▶ _WORK INSTRUCTIONS_
Please copy every line of the data in which the string "United" appears.

▶ _SOURCE DATA_
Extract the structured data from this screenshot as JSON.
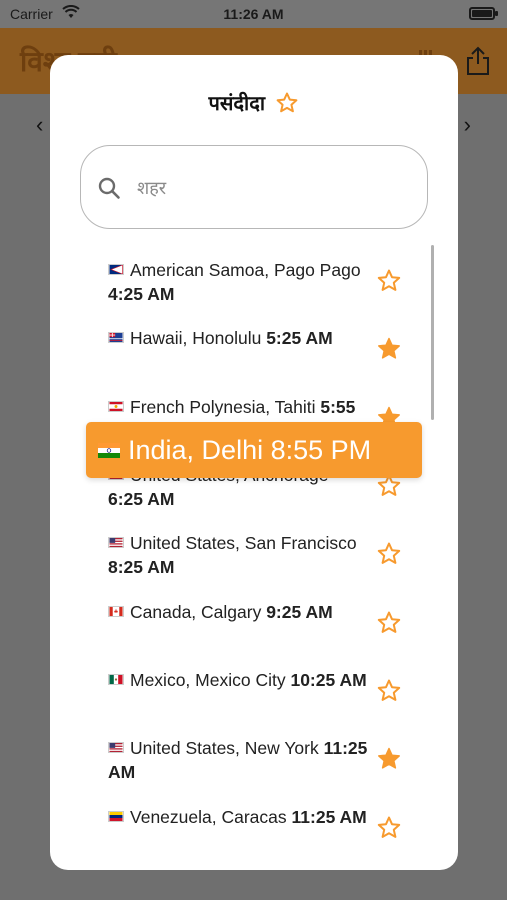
{
  "status_bar": {
    "carrier": "Carrier",
    "time": "11:26 AM"
  },
  "app_bar": {
    "title": "विश्व घड़ी"
  },
  "modal": {
    "title": "पसंदीदा",
    "search": {
      "placeholder": "शहर",
      "value": ""
    }
  },
  "cities": [
    {
      "location": "American Samoa, Pago Pago",
      "time": "4:25 AM",
      "favorite": false,
      "flag": "american-samoa"
    },
    {
      "location": "Hawaii, Honolulu",
      "time": "5:25 AM",
      "favorite": true,
      "flag": "hawaii"
    },
    {
      "location": "French Polynesia, Tahiti",
      "time": "5:55 AM",
      "favorite": true,
      "flag": "french-polynesia"
    },
    {
      "location": "United States, Anchorage",
      "time": "6:25 AM",
      "favorite": false,
      "flag": "usa"
    },
    {
      "location": "United States, San Francisco",
      "time": "8:25 AM",
      "favorite": false,
      "flag": "usa"
    },
    {
      "location": "Canada, Calgary",
      "time": "9:25 AM",
      "favorite": false,
      "flag": "canada"
    },
    {
      "location": "Mexico, Mexico City",
      "time": "10:25 AM",
      "favorite": false,
      "flag": "mexico"
    },
    {
      "location": "United States, New York",
      "time": "11:25 AM",
      "favorite": true,
      "flag": "usa"
    },
    {
      "location": "Venezuela, Caracas",
      "time": "11:25 AM",
      "favorite": false,
      "flag": "venezuela"
    }
  ],
  "toast": {
    "text": "India, Delhi 8:55 PM",
    "flag": "india"
  },
  "colors": {
    "accent": "#f79a2e",
    "star": "#f79a2e"
  }
}
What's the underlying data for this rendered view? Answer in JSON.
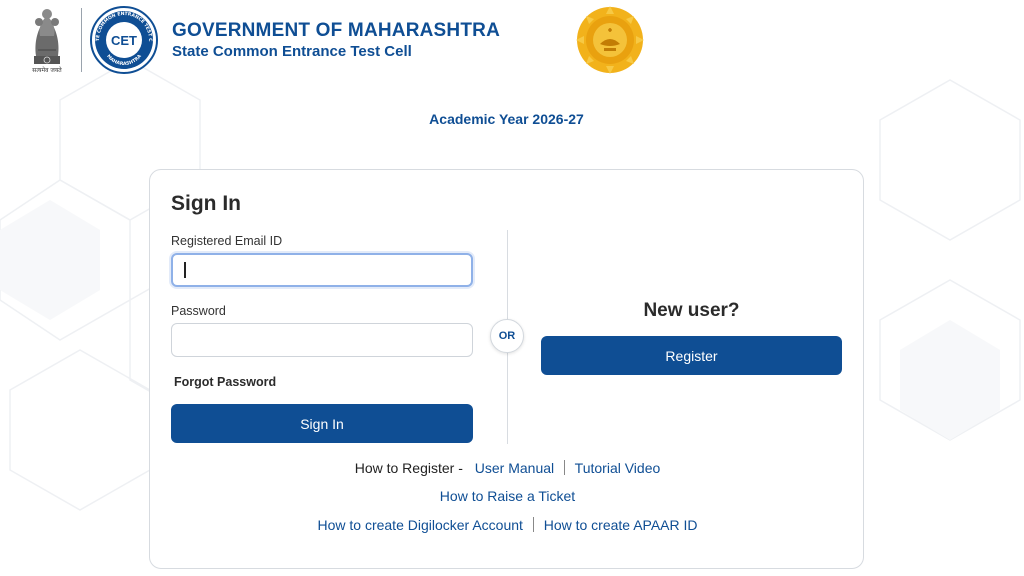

▶ _TASK ANSWER_
      "location": "United States, Anchorage",
      "location": "United States, San Francisco",
      "location": "United States, New York",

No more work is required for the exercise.